Specifically, the study found that permafrost – the permanently frozen ground that covers much of the Arctic – is thawing at an unprecedented rate. This thawing is causing the ground to collapse, leading to the loss of land and changes in local ecosystems. Additionally, the study found that glaciers are melting at an accelerating rate, contributing to the loss of land and changes in sea level.
The Impacts of the Decrease in Arctic Landmass
The decrease in Arctic landmass has significant implications for both the region and the planet as a whole. First, the loss of land is affecting local ecosystems, which could have knock-on effects on the wider Arctic food chain. According to Dr. Moon, “The changes we’re seeing are large enough to impact the Arctic’s hydrology, ecology, and permafrost.”

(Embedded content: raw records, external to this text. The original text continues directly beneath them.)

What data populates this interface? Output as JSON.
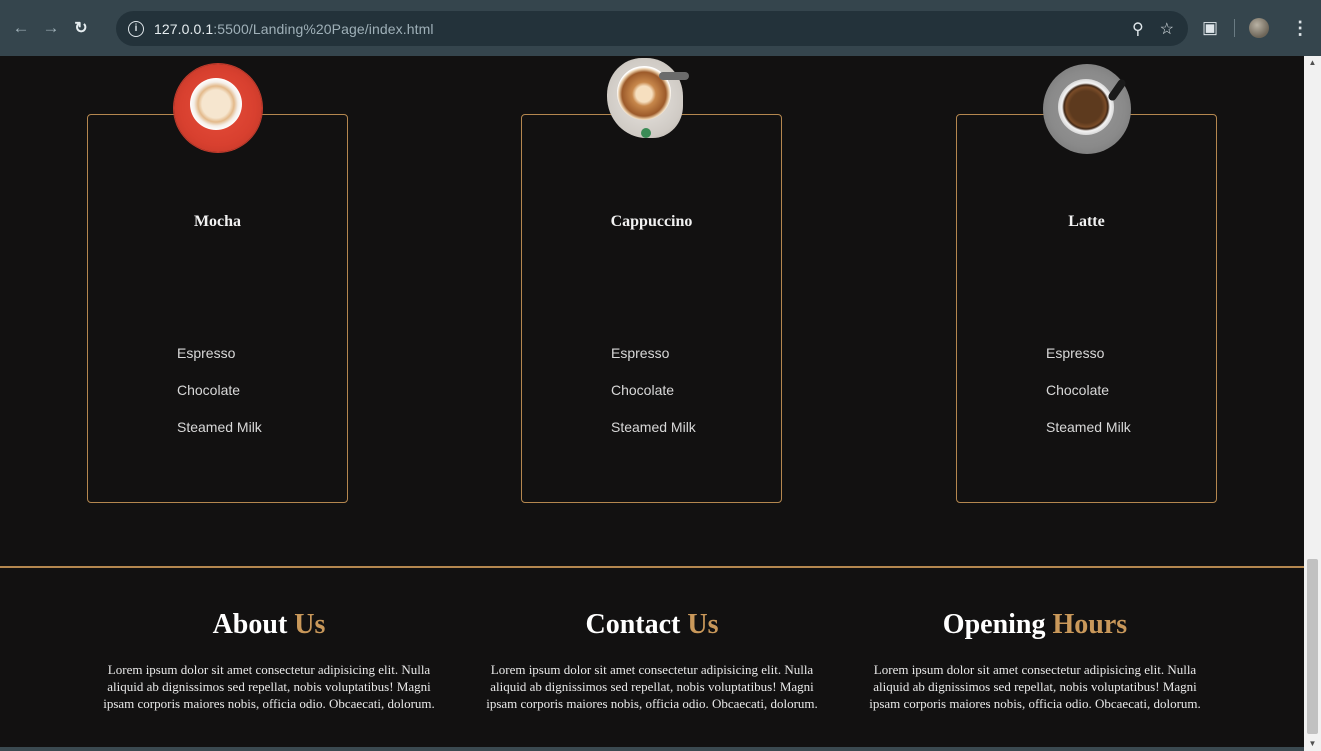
{
  "browser": {
    "url_host": "127.0.0.1",
    "url_path": ":5500/Landing%20Page/index.html",
    "icons": [
      "back-arrow-icon",
      "forward-arrow-icon",
      "reload-icon",
      "info-icon",
      "zoom-icon",
      "star-icon",
      "extensions-icon",
      "profile-avatar",
      "kebab-menu-icon"
    ]
  },
  "products": [
    {
      "name": "Mocha",
      "ingredients": [
        "Espresso",
        "Chocolate",
        "Steamed Milk"
      ]
    },
    {
      "name": "Cappuccino",
      "ingredients": [
        "Espresso",
        "Chocolate",
        "Steamed Milk"
      ]
    },
    {
      "name": "Latte",
      "ingredients": [
        "Espresso",
        "Chocolate",
        "Steamed Milk"
      ]
    }
  ],
  "footer": {
    "about": {
      "title_main": "About",
      "title_accent": "Us",
      "text": "Lorem ipsum dolor sit amet consectetur adipisicing elit. Nulla aliquid ab dignissimos sed repellat, nobis voluptatibus! Magni ipsam corporis maiores nobis, officia odio. Obcaecati, dolorum."
    },
    "contact": {
      "title_main": "Contact",
      "title_accent": "Us",
      "text": "Lorem ipsum dolor sit amet consectetur adipisicing elit. Nulla aliquid ab dignissimos sed repellat, nobis voluptatibus! Magni ipsam corporis maiores nobis, officia odio. Obcaecati, dolorum."
    },
    "hours": {
      "title_main": "Opening",
      "title_accent": "Hours",
      "text": "Lorem ipsum dolor sit amet consectetur adipisicing elit. Nulla aliquid ab dignissimos sed repellat, nobis voluptatibus! Magni ipsam corporis maiores nobis, officia odio. Obcaecati, dolorum."
    }
  },
  "colors": {
    "accent": "#c9985a",
    "card_border": "#b4874f",
    "background": "#121111",
    "chrome": "#35454d"
  }
}
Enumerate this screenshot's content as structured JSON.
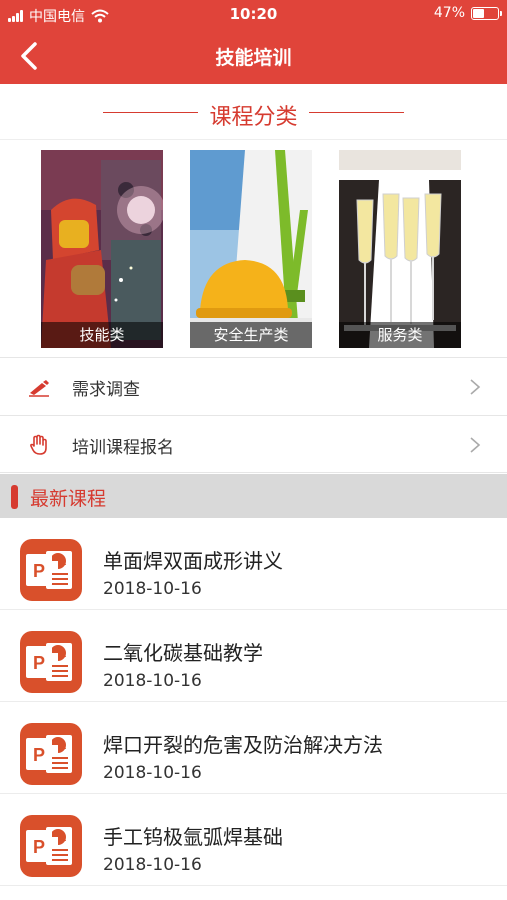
{
  "status_bar": {
    "carrier": "中国电信",
    "time": "10:20",
    "battery_percent": "47%",
    "battery_level": 0.47
  },
  "nav": {
    "title": "技能培训",
    "back_icon": "chevron-left-icon"
  },
  "categories_section": {
    "title": "课程分类",
    "items": [
      {
        "label": "技能类",
        "image": "welding-worker-image"
      },
      {
        "label": "安全生产类",
        "image": "safety-worker-hardhat-image"
      },
      {
        "label": "服务类",
        "image": "waiter-champagne-image"
      }
    ]
  },
  "menu": [
    {
      "label": "需求调查",
      "icon": "pen-icon"
    },
    {
      "label": "培训课程报名",
      "icon": "hand-icon"
    }
  ],
  "latest_section": {
    "title": "最新课程",
    "courses": [
      {
        "title": "单面焊双面成形讲义",
        "date": "2018-10-16",
        "icon": "powerpoint-icon"
      },
      {
        "title": "二氧化碳基础教学",
        "date": "2018-10-16",
        "icon": "powerpoint-icon"
      },
      {
        "title": "焊口开裂的危害及防治解决方法",
        "date": "2018-10-16",
        "icon": "powerpoint-icon"
      },
      {
        "title": "手工钨极氩弧焊基础",
        "date": "2018-10-16",
        "icon": "powerpoint-icon"
      }
    ]
  },
  "colors": {
    "brand_red": "#e0443a",
    "accent_red": "#d63b30",
    "ppt_orange": "#d9502b",
    "section_gray": "#d9d9d9"
  }
}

Second, the melting of Arctic glaciers is contributing to rising global sea levels. According to the National Oceanic and Atmospheric Administration, Arctic glaciers are responsible for an estimated 25-30% of the global rise in sea levels. This rise in sea levels could lead to flooding of low-lying areas and displacement of coastal communities.
The Urgency of Taking Action to combat Climate Change
The study’s findings underscore the urgency of taking action to combat climate change. Dr. Moon warns that “There is still time to slow the changes we’re seeing, but it’s not unlimited. We need to reduce greenhouse gas emissions and take aggressive action to limit warming if we want to preserve the Arctic as we know it.”
Overall, the study represents a wake-up call for policymakers and the public alike. The loss of Arctic landmass not only has consequences for the region but for the entire planet.
What is permafrost?
Permafrost is the permanently frozen ground that covers much of the Arctic region. It contains huge amounts of carbon, which is released as the permafrost thaws due to global warming.
What is causing the loss of Arctic landmass?
The loss of Arctic landmass is primarily caused by climate change-induced warming, which is leading to the melting and erosion of land ice.
What are the implications of the loss of Arctic landmass?
The loss of Arctic landmass has significant implications for local ecosystems and global sea levels, which could lead to flooding of low-lying areas and displacement of coastal communities.
What can be done to combat climate change?
Reducing greenhouse gas emissions and taking aggressive action to limit warming is critical in combatting climate change. This can be achieved through a range of policies and actions, including reducing fossil fuel use, promoting clean energy practices, and investing in green infrastructure.